• **PROVIDED ENTRIES**
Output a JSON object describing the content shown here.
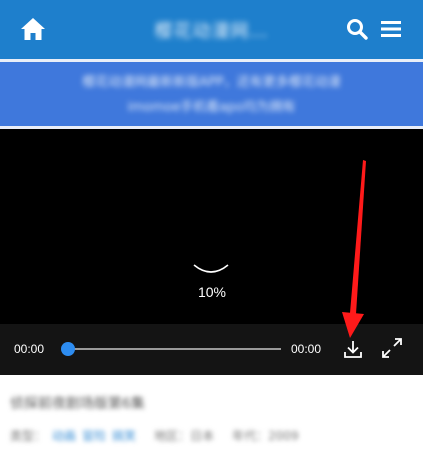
{
  "header": {
    "title": "樱花动漫网…",
    "home_icon": "home-icon",
    "search_icon": "search-icon",
    "menu_icon": "menu-icon",
    "background": "#1e7fcc"
  },
  "notice": {
    "line1": "樱花动漫网最新新版APP，还有更多樱花动漫",
    "line2": "imomoe手机看apo均为拥有",
    "background": "#3f78dc"
  },
  "player": {
    "loading_percent": "10%",
    "current_time": "00:00",
    "duration": "00:00",
    "progress": 0,
    "download_icon": "download-icon",
    "fullscreen_icon": "fullscreen-icon",
    "accent": "#2d8cf0",
    "annotation_color": "#ff1a1a"
  },
  "video_info": {
    "title": "侦探前夜剧场版第6集",
    "type_label": "类型：",
    "tags": [
      "动画",
      "冒险",
      "搞笑"
    ],
    "region": "地区：日本",
    "year": "年代：2009"
  }
}
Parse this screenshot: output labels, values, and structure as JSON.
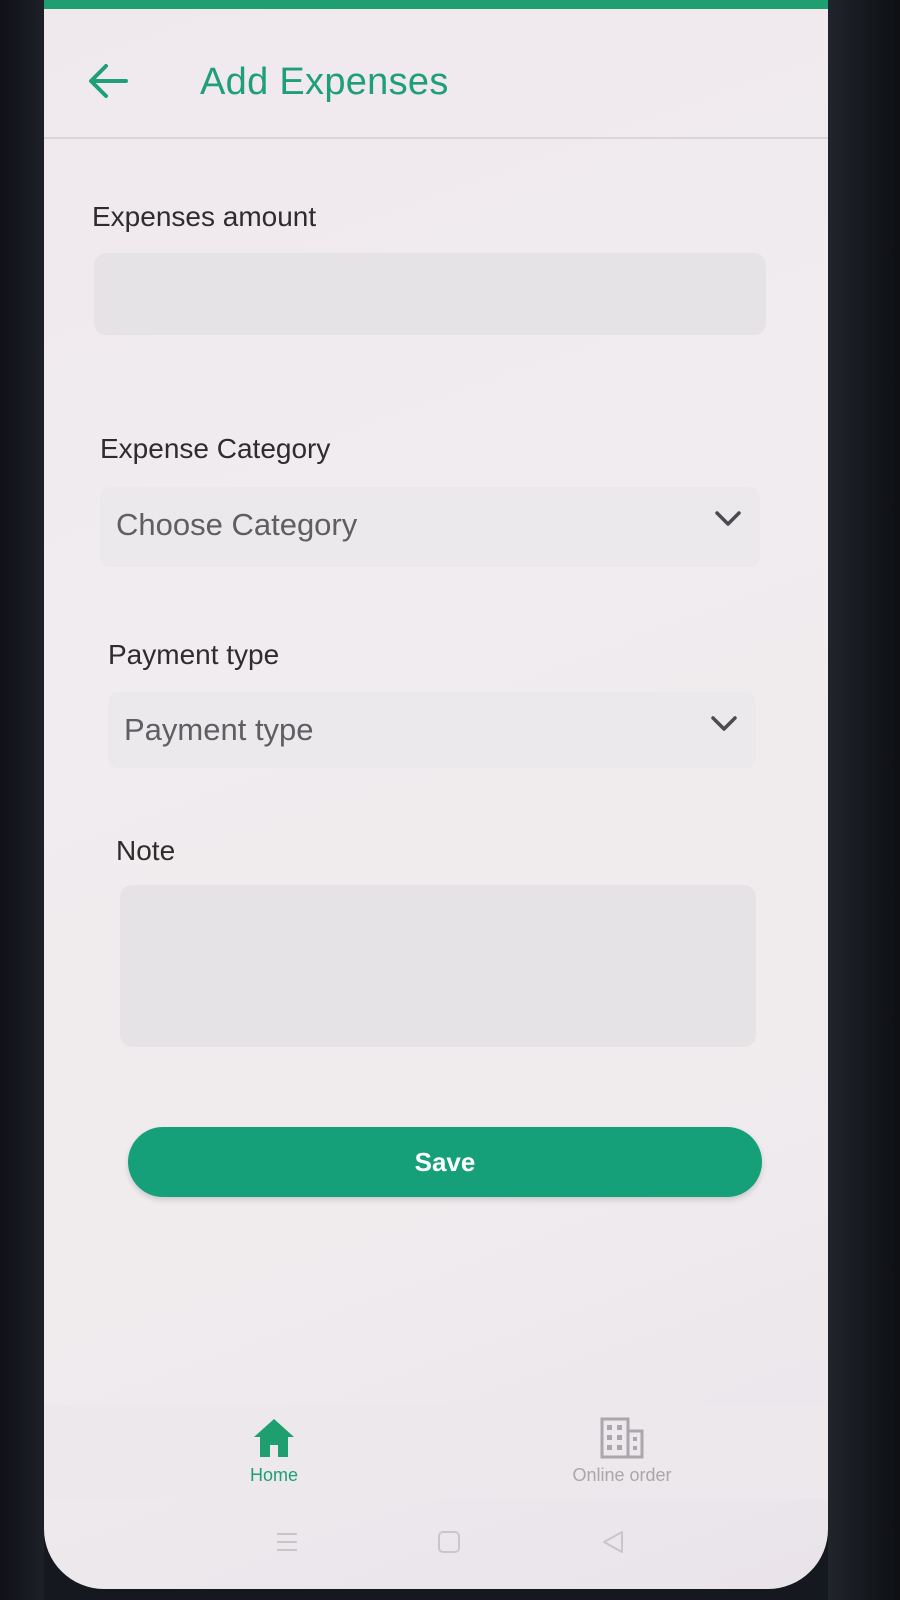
{
  "header": {
    "title": "Add Expenses",
    "back_icon": "arrow-left-icon"
  },
  "form": {
    "amount_label": "Expenses amount",
    "amount_value": "",
    "category_label": "Expense Category",
    "category_placeholder": "Choose Category",
    "payment_label": "Payment type",
    "payment_placeholder": "Payment type",
    "note_label": "Note",
    "note_value": "",
    "save_label": "Save"
  },
  "bottom_nav": {
    "items": [
      {
        "label": "Home",
        "icon": "home-icon",
        "active": true
      },
      {
        "label": "Online order",
        "icon": "building-icon",
        "active": false
      }
    ]
  },
  "system_nav": {
    "icons": [
      "menu-icon",
      "home-square-icon",
      "back-triangle-icon"
    ]
  },
  "colors": {
    "accent": "#1f9e7a",
    "button": "#16a079"
  }
}
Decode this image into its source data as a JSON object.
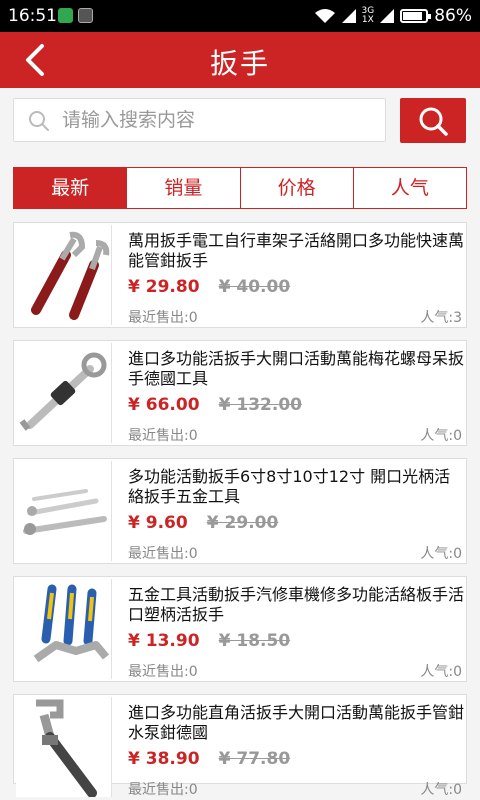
{
  "statusbar": {
    "time": "16:51",
    "network": "3G",
    "network_sub": "1X",
    "battery": "86%",
    "battery_level": 0.86
  },
  "header": {
    "title": "扳手"
  },
  "search": {
    "placeholder": "请输入搜索内容"
  },
  "tabs": [
    {
      "label": "最新",
      "active": true
    },
    {
      "label": "销量",
      "active": false
    },
    {
      "label": "价格",
      "active": false
    },
    {
      "label": "人气",
      "active": false
    }
  ],
  "products": [
    {
      "name": "萬用扳手電工自行車架子活絡開口多功能快速萬能管鉗扳手",
      "price": "¥ 29.80",
      "original_price": "¥ 40.00",
      "sold": "最近售出:0",
      "popularity": "人气:3"
    },
    {
      "name": "進口多功能活扳手大開口活動萬能梅花螺母呆扳手德國工具",
      "price": "¥ 66.00",
      "original_price": "¥ 132.00",
      "sold": "最近售出:0",
      "popularity": "人气:0"
    },
    {
      "name": "多功能活動扳手6寸8寸10寸12寸 開口光柄活絡扳手五金工具",
      "price": "¥ 9.60",
      "original_price": "¥ 29.00",
      "sold": "最近售出:0",
      "popularity": "人气:0"
    },
    {
      "name": "五金工具活動扳手汽修車機修多功能活絡板手活口塑柄活扳手",
      "price": "¥ 13.90",
      "original_price": "¥ 18.50",
      "sold": "最近售出:0",
      "popularity": "人气:0"
    },
    {
      "name": "進口多功能直角活扳手大開口活動萬能扳手管鉗水泵鉗德國",
      "price": "¥ 38.90",
      "original_price": "¥ 77.80",
      "sold": "最近售出:0",
      "popularity": "人气:0"
    }
  ],
  "colors": {
    "brand": "#cc2424",
    "price": "#cc2424",
    "muted": "#888888"
  }
}
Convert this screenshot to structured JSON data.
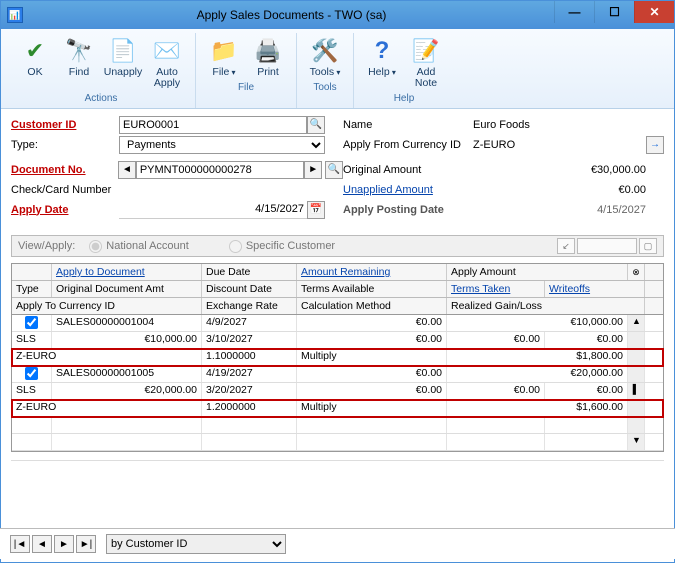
{
  "window": {
    "title": "Apply Sales Documents  -  TWO (sa)"
  },
  "ribbon": {
    "ok": "OK",
    "find": "Find",
    "unapply": "Unapply",
    "auto_apply": "Auto\nApply",
    "file": "File",
    "print": "Print",
    "tools": "Tools",
    "help": "Help",
    "add_note": "Add\nNote",
    "group_actions": "Actions",
    "group_file": "File",
    "group_tools": "Tools",
    "group_help": "Help"
  },
  "form": {
    "customer_id_label": "Customer ID",
    "customer_id": "EURO0001",
    "type_label": "Type:",
    "type": "Payments",
    "name_label": "Name",
    "name": "Euro Foods",
    "apply_from_currency_label": "Apply From Currency ID",
    "apply_from_currency": "Z-EURO",
    "document_no_label": "Document No.",
    "document_no": "PYMNT000000000278",
    "check_card_label": "Check/Card Number",
    "check_card": "",
    "apply_date_label": "Apply Date",
    "apply_date": "4/15/2027",
    "original_amount_label": "Original Amount",
    "original_amount": "€30,000.00",
    "unapplied_amount_label": "Unapplied Amount",
    "unapplied_amount": "€0.00",
    "apply_posting_date_label": "Apply Posting Date",
    "apply_posting_date": "4/15/2027"
  },
  "viewapply": {
    "label": "View/Apply:",
    "opt1": "National Account",
    "opt2": "Specific Customer"
  },
  "grid": {
    "headers1": {
      "c1": "",
      "c2": "Apply to Document",
      "c3": "Due Date",
      "c4": "Amount Remaining",
      "c5": "Apply Amount",
      "c6": ""
    },
    "headers2": {
      "c1": "Type",
      "c2": "Original Document Amt",
      "c3": "Discount Date",
      "c4": "Terms Available",
      "c5": "Terms Taken",
      "c6": "Writeoffs"
    },
    "headers3": {
      "c1": "Apply To Currency ID",
      "c2": "Exchange Rate",
      "c3": "",
      "c4": "Calculation Method",
      "c5": "Realized Gain/Loss",
      "c6": ""
    },
    "rows": [
      {
        "chk": true,
        "doc": "SALES00000001004",
        "date": "4/9/2027",
        "remain": "€0.00",
        "apply": "€10,000.00",
        "scroll": "▲"
      },
      {
        "type": "SLS",
        "orig": "€10,000.00",
        "disc": "3/10/2027",
        "avail": "€0.00",
        "taken": "€0.00",
        "wo": "€0.00"
      },
      {
        "curr": "Z-EURO",
        "rate": "1.1000000",
        "method": "Multiply",
        "gain": "$1,800.00",
        "red": true
      },
      {
        "chk": true,
        "doc": "SALES00000001005",
        "date": "4/19/2027",
        "remain": "€0.00",
        "apply": "€20,000.00"
      },
      {
        "type": "SLS",
        "orig": "€20,000.00",
        "disc": "3/20/2027",
        "avail": "€0.00",
        "taken": "€0.00",
        "wo": "€0.00",
        "scroll": "▌"
      },
      {
        "curr": "Z-EURO",
        "rate": "1.2000000",
        "method": "Multiply",
        "gain": "$1,600.00",
        "red": true
      }
    ]
  },
  "nav": {
    "sort_by": "by Customer ID"
  }
}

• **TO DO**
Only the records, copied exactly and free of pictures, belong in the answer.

• **RESULT BELOW**
Output a JSON object describing the content shown here.
{
  "header": {
    "title": "樱花动漫网…",
    "home_icon": "home-icon",
    "search_icon": "search-icon",
    "menu_icon": "menu-icon",
    "background": "#1e7fcc"
  },
  "notice": {
    "line1": "樱花动漫网最新新版APP，还有更多樱花动漫",
    "line2": "imomoe手机看apo均为拥有",
    "background": "#3f78dc"
  },
  "player": {
    "loading_percent": "10%",
    "current_time": "00:00",
    "duration": "00:00",
    "progress": 0,
    "download_icon": "download-icon",
    "fullscreen_icon": "fullscreen-icon",
    "accent": "#2d8cf0",
    "annotation_color": "#ff1a1a"
  },
  "video_info": {
    "title": "侦探前夜剧场版第6集",
    "type_label": "类型：",
    "tags": [
      "动画",
      "冒险",
      "搞笑"
    ],
    "region": "地区：日本",
    "year": "年代：2009"
  }
}
Parse this screenshot: output labels, values, and structure as JSON.
{
  "header": {
    "title": "Add Expenses",
    "back_icon": "arrow-left-icon"
  },
  "form": {
    "amount_label": "Expenses amount",
    "amount_value": "",
    "category_label": "Expense Category",
    "category_placeholder": "Choose Category",
    "payment_label": "Payment type",
    "payment_placeholder": "Payment type",
    "note_label": "Note",
    "note_value": "",
    "save_label": "Save"
  },
  "bottom_nav": {
    "items": [
      {
        "label": "Home",
        "icon": "home-icon",
        "active": true
      },
      {
        "label": "Online order",
        "icon": "building-icon",
        "active": false
      }
    ]
  },
  "system_nav": {
    "icons": [
      "menu-icon",
      "home-square-icon",
      "back-triangle-icon"
    ]
  },
  "colors": {
    "accent": "#1f9e7a",
    "button": "#16a079"
  }
}
Decode this image into its source data as a JSON object.
{
  "statusbar": {
    "time": "16:51",
    "network": "3G",
    "network_sub": "1X",
    "battery": "86%",
    "battery_level": 0.86
  },
  "header": {
    "title": "扳手"
  },
  "search": {
    "placeholder": "请输入搜索内容"
  },
  "tabs": [
    {
      "label": "最新",
      "active": true
    },
    {
      "label": "销量",
      "active": false
    },
    {
      "label": "价格",
      "active": false
    },
    {
      "label": "人气",
      "active": false
    }
  ],
  "products": [
    {
      "name": "萬用扳手電工自行車架子活絡開口多功能快速萬能管鉗扳手",
      "price": "¥ 29.80",
      "original_price": "¥ 40.00",
      "sold": "最近售出:0",
      "popularity": "人气:3"
    },
    {
      "name": "進口多功能活扳手大開口活動萬能梅花螺母呆扳手德國工具",
      "price": "¥ 66.00",
      "original_price": "¥ 132.00",
      "sold": "最近售出:0",
      "popularity": "人气:0"
    },
    {
      "name": "多功能活動扳手6寸8寸10寸12寸 開口光柄活絡扳手五金工具",
      "price": "¥ 9.60",
      "original_price": "¥ 29.00",
      "sold": "最近售出:0",
      "popularity": "人气:0"
    },
    {
      "name": "五金工具活動扳手汽修車機修多功能活絡板手活口塑柄活扳手",
      "price": "¥ 13.90",
      "original_price": "¥ 18.50",
      "sold": "最近售出:0",
      "popularity": "人气:0"
    },
    {
      "name": "進口多功能直角活扳手大開口活動萬能扳手管鉗水泵鉗德國",
      "price": "¥ 38.90",
      "original_price": "¥ 77.80",
      "sold": "最近售出:0",
      "popularity": "人气:0"
    }
  ],
  "colors": {
    "brand": "#cc2424",
    "price": "#cc2424",
    "muted": "#888888"
  }
}
Convert this screenshot to structured JSON data.
{
  "window": {
    "title": "Apply Sales Documents  -  TWO (sa)"
  },
  "ribbon": {
    "ok": "OK",
    "find": "Find",
    "unapply": "Unapply",
    "auto_apply": "Auto\nApply",
    "file": "File",
    "print": "Print",
    "tools": "Tools",
    "help": "Help",
    "add_note": "Add\nNote",
    "group_actions": "Actions",
    "group_file": "File",
    "group_tools": "Tools",
    "group_help": "Help"
  },
  "form": {
    "customer_id_label": "Customer ID",
    "customer_id": "EURO0001",
    "type_label": "Type:",
    "type": "Payments",
    "name_label": "Name",
    "name": "Euro Foods",
    "apply_from_currency_label": "Apply From Currency ID",
    "apply_from_currency": "Z-EURO",
    "document_no_label": "Document No.",
    "document_no": "PYMNT000000000278",
    "check_card_label": "Check/Card Number",
    "check_card": "",
    "apply_date_label": "Apply Date",
    "apply_date": "4/15/2027",
    "original_amount_label": "Original Amount",
    "original_amount": "€30,000.00",
    "unapplied_amount_label": "Unapplied Amount",
    "unapplied_amount": "€0.00",
    "apply_posting_date_label": "Apply Posting Date",
    "apply_posting_date": "4/15/2027"
  },
  "viewapply": {
    "label": "View/Apply:",
    "opt1": "National Account",
    "opt2": "Specific Customer"
  },
  "grid": {
    "headers1": {
      "c1": "",
      "c2": "Apply to Document",
      "c3": "Due Date",
      "c4": "Amount Remaining",
      "c5": "Apply Amount",
      "c6": ""
    },
    "headers2": {
      "c1": "Type",
      "c2": "Original Document Amt",
      "c3": "Discount Date",
      "c4": "Terms Available",
      "c5": "Terms Taken",
      "c6": "Writeoffs"
    },
    "headers3": {
      "c1": "Apply To Currency ID",
      "c2": "Exchange Rate",
      "c3": "",
      "c4": "Calculation Method",
      "c5": "Realized Gain/Loss",
      "c6": ""
    },
    "rows": [
      {
        "chk": true,
        "doc": "SALES00000001004",
        "date": "4/9/2027",
        "remain": "€0.00",
        "apply": "€10,000.00",
        "scroll": "▲"
      },
      {
        "type": "SLS",
        "orig": "€10,000.00",
        "disc": "3/10/2027",
        "avail": "€0.00",
        "taken": "€0.00",
        "wo": "€0.00"
      },
      {
        "curr": "Z-EURO",
        "rate": "1.1000000",
        "method": "Multiply",
        "gain": "$1,800.00",
        "red": true
      },
      {
        "chk": true,
        "doc": "SALES00000001005",
        "date": "4/19/2027",
        "remain": "€0.00",
        "apply": "€20,000.00"
      },
      {
        "type": "SLS",
        "orig": "€20,000.00",
        "disc": "3/20/2027",
        "avail": "€0.00",
        "taken": "€0.00",
        "wo": "€0.00",
        "scroll": "▌"
      },
      {
        "curr": "Z-EURO",
        "rate": "1.2000000",
        "method": "Multiply",
        "gain": "$1,600.00",
        "red": true
      }
    ]
  },
  "nav": {
    "sort_by": "by Customer ID"
  }
}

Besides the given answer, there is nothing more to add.